Photo Credit:

Photo Credit:

Britt Young, News Editor

Markus Zusak brings a new twist to the holocaust in The Book Thief by having death tell the story of a young girl struggling through th terrible time.
Many holocaust stories end up being the same story because of the detail and someone always end up being killed or dies in the end.  Zusak brings a new light to the events of the holocaust by having the one thing that takes the dead tell the story.
Death walks the readers through a story of a young girl that was an orphan that never had anything of her own.  In the scene before she is taken to her foster home, she watches her brother being buried and she steals a book.  She is unable to read at this time, but takes it as a memory of her brother.

The young girl was put into a German home with two compassionate people that take care of her.  The foster mother works for herself and has the young girl deliver the laundry to houses.
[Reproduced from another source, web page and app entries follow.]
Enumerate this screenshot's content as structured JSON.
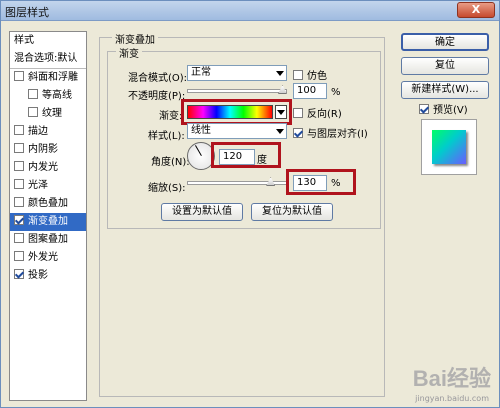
{
  "window": {
    "title": "图层样式",
    "close_label": "X"
  },
  "sidebar": {
    "items": [
      {
        "label": "样式",
        "kind": "header",
        "checkbox": false
      },
      {
        "label": "混合选项:默认",
        "kind": "header2",
        "checkbox": false
      },
      {
        "label": "斜面和浮雕",
        "kind": "top",
        "checkbox": true,
        "checked": false
      },
      {
        "label": "等高线",
        "kind": "sub",
        "checkbox": true,
        "checked": false
      },
      {
        "label": "纹理",
        "kind": "sub",
        "checkbox": true,
        "checked": false
      },
      {
        "label": "描边",
        "kind": "top",
        "checkbox": true,
        "checked": false
      },
      {
        "label": "内阴影",
        "kind": "top",
        "checkbox": true,
        "checked": false
      },
      {
        "label": "内发光",
        "kind": "top",
        "checkbox": true,
        "checked": false
      },
      {
        "label": "光泽",
        "kind": "top",
        "checkbox": true,
        "checked": false
      },
      {
        "label": "颜色叠加",
        "kind": "top",
        "checkbox": true,
        "checked": false
      },
      {
        "label": "渐变叠加",
        "kind": "top",
        "checkbox": true,
        "checked": true,
        "selected": true
      },
      {
        "label": "图案叠加",
        "kind": "top",
        "checkbox": true,
        "checked": false
      },
      {
        "label": "外发光",
        "kind": "top",
        "checkbox": true,
        "checked": false
      },
      {
        "label": "投影",
        "kind": "top",
        "checkbox": true,
        "checked": true
      }
    ]
  },
  "panel": {
    "section_title": "渐变叠加",
    "group_title": "渐变",
    "blend_mode_label": "混合模式(O):",
    "blend_mode_value": "正常",
    "dither_label": "仿色",
    "opacity_label": "不透明度(P):",
    "opacity_value": "100",
    "percent": "%",
    "gradient_label": "渐变:",
    "reverse_label": "反向(R)",
    "style_label": "样式(L):",
    "style_value": "线性",
    "align_label": "与图层对齐(I)",
    "angle_label": "角度(N):",
    "angle_value": "120",
    "degree_unit": "度",
    "scale_label": "缩放(S):",
    "scale_value": "130",
    "make_default": "设置为默认值",
    "reset_default": "复位为默认值",
    "opacity_level": 1.0,
    "scale_level": 0.87
  },
  "actions": {
    "ok": "确定",
    "reset": "复位",
    "new_style": "新建样式(W)...",
    "preview_label": "预览(V)"
  },
  "watermark": {
    "main": "Bai经验",
    "sub": "jingyan.baidu.com"
  }
}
The young becomes very close to her foster father who comes in and comforts her from her bad dreams.  Later on he decides to teach her how to read and write late at night when she has the bad dreams.  She soon starts to call him “papa.”

One day as she is delivering laundry to the mayor’s house the young girl goes into the library and steals one of the books.  The mayor’s wife catches her and invites her to read in the library.

As the story progresses, the foster parents end up taking in and hiding a Jew boxer in their basement.  The Jewish boxer’s father had saved the young girls papa in World War one.  The young girl starts to question the difference between her and the Jewish people.

Death narrates the whole story by walking through the little girl’s life as he takes people she has encountered.  Death is everywhere and is able to talk about the reactions and feelings that people have after he takes them.

The twists in the book keep the reader on the edge of their seat, and not even knowing that they are reading about historical events.  The book brings a realism to the events that happened in Europe, even though death is something that is not tangible outside of this book.